--- The data Enclosed Below ---

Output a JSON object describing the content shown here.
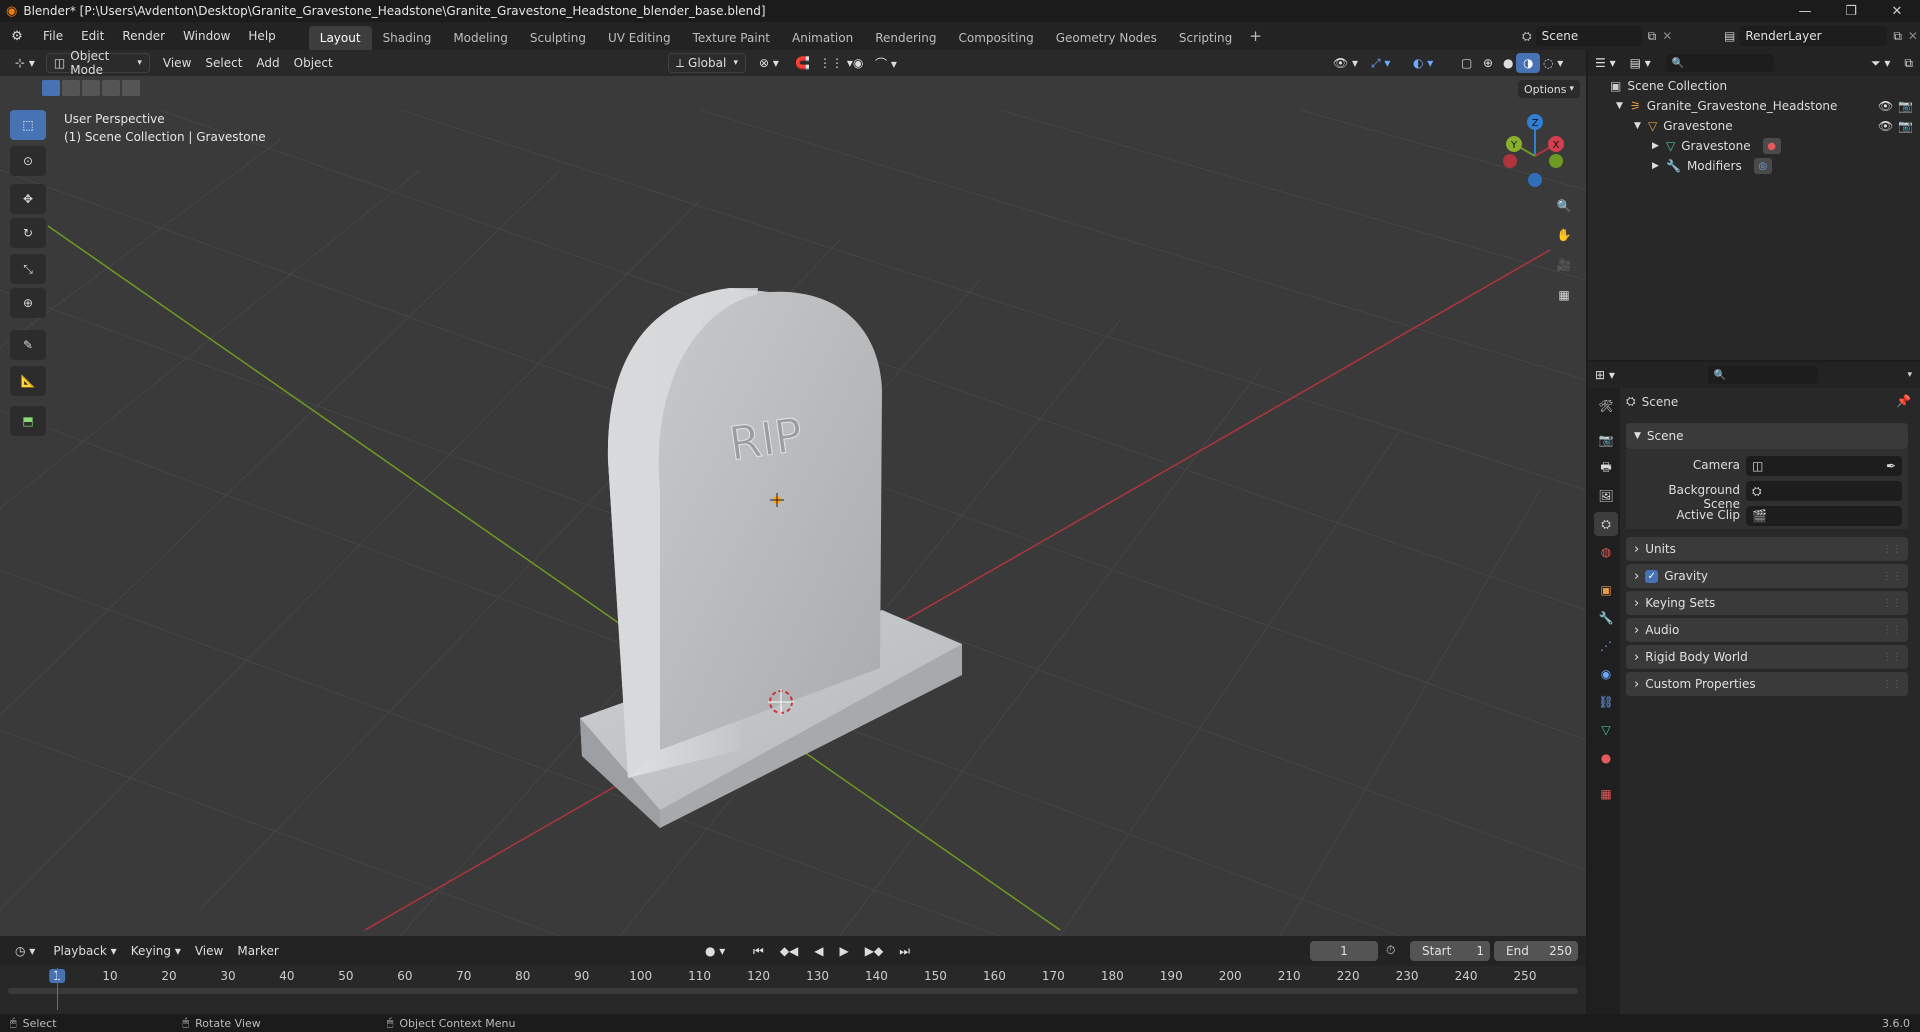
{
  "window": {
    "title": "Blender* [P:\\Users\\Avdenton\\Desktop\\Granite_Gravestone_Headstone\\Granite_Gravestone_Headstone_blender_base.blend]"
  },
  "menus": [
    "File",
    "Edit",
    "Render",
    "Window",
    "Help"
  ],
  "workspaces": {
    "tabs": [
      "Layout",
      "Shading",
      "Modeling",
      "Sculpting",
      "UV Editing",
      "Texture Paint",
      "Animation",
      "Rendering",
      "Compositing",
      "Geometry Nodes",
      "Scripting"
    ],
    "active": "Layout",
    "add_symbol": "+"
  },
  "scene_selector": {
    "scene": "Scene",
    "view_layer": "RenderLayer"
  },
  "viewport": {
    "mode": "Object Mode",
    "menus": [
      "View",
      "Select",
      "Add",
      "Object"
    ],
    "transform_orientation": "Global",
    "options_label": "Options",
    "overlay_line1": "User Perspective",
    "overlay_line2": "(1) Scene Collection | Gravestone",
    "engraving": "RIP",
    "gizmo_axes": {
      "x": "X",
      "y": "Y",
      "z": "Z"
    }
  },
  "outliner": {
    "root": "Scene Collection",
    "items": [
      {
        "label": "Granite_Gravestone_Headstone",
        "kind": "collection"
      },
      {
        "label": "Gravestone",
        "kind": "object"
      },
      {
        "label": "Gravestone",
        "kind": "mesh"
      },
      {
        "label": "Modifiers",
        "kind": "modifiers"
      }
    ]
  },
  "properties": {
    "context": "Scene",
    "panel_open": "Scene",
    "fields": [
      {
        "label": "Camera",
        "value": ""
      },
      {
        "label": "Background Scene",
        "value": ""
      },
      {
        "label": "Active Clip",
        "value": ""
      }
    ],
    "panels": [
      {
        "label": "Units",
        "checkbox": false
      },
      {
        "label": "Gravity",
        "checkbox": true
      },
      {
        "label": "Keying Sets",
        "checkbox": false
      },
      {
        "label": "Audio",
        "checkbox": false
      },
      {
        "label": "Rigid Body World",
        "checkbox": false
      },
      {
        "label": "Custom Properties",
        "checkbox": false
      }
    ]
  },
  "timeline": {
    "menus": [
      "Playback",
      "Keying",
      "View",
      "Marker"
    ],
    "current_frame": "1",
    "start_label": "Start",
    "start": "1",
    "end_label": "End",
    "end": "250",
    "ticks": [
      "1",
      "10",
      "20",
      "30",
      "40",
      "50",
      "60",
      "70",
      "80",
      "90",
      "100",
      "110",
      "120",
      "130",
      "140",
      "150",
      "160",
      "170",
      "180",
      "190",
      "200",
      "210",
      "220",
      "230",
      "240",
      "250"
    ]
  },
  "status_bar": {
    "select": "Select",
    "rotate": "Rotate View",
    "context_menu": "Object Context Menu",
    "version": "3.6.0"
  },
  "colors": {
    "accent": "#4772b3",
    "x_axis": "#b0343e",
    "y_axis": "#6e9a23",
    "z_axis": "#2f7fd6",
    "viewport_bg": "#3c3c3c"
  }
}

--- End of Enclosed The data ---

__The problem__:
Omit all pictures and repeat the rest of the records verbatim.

__Result__:
Output a JSON object describing the content shown here.
{
  "window": {
    "title": "Blender* [P:\\Users\\Avdenton\\Desktop\\Granite_Gravestone_Headstone\\Granite_Gravestone_Headstone_blender_base.blend]"
  },
  "menus": [
    "File",
    "Edit",
    "Render",
    "Window",
    "Help"
  ],
  "workspaces": {
    "tabs": [
      "Layout",
      "Shading",
      "Modeling",
      "Sculpting",
      "UV Editing",
      "Texture Paint",
      "Animation",
      "Rendering",
      "Compositing",
      "Geometry Nodes",
      "Scripting"
    ],
    "active": "Layout",
    "add_symbol": "+"
  },
  "scene_selector": {
    "scene": "Scene",
    "view_layer": "RenderLayer"
  },
  "viewport": {
    "mode": "Object Mode",
    "menus": [
      "View",
      "Select",
      "Add",
      "Object"
    ],
    "transform_orientation": "Global",
    "options_label": "Options",
    "overlay_line1": "User Perspective",
    "overlay_line2": "(1) Scene Collection | Gravestone",
    "engraving": "RIP",
    "gizmo_axes": {
      "x": "X",
      "y": "Y",
      "z": "Z"
    }
  },
  "outliner": {
    "root": "Scene Collection",
    "items": [
      {
        "label": "Granite_Gravestone_Headstone",
        "kind": "collection"
      },
      {
        "label": "Gravestone",
        "kind": "object"
      },
      {
        "label": "Gravestone",
        "kind": "mesh"
      },
      {
        "label": "Modifiers",
        "kind": "modifiers"
      }
    ]
  },
  "properties": {
    "context": "Scene",
    "panel_open": "Scene",
    "fields": [
      {
        "label": "Camera",
        "value": ""
      },
      {
        "label": "Background Scene",
        "value": ""
      },
      {
        "label": "Active Clip",
        "value": ""
      }
    ],
    "panels": [
      {
        "label": "Units",
        "checkbox": false
      },
      {
        "label": "Gravity",
        "checkbox": true
      },
      {
        "label": "Keying Sets",
        "checkbox": false
      },
      {
        "label": "Audio",
        "checkbox": false
      },
      {
        "label": "Rigid Body World",
        "checkbox": false
      },
      {
        "label": "Custom Properties",
        "checkbox": false
      }
    ]
  },
  "timeline": {
    "menus": [
      "Playback",
      "Keying",
      "View",
      "Marker"
    ],
    "current_frame": "1",
    "start_label": "Start",
    "start": "1",
    "end_label": "End",
    "end": "250",
    "ticks": [
      "1",
      "10",
      "20",
      "30",
      "40",
      "50",
      "60",
      "70",
      "80",
      "90",
      "100",
      "110",
      "120",
      "130",
      "140",
      "150",
      "160",
      "170",
      "180",
      "190",
      "200",
      "210",
      "220",
      "230",
      "240",
      "250"
    ]
  },
  "status_bar": {
    "select": "Select",
    "rotate": "Rotate View",
    "context_menu": "Object Context Menu",
    "version": "3.6.0"
  },
  "colors": {
    "accent": "#4772b3",
    "x_axis": "#b0343e",
    "y_axis": "#6e9a23",
    "z_axis": "#2f7fd6",
    "viewport_bg": "#3c3c3c"
  }
}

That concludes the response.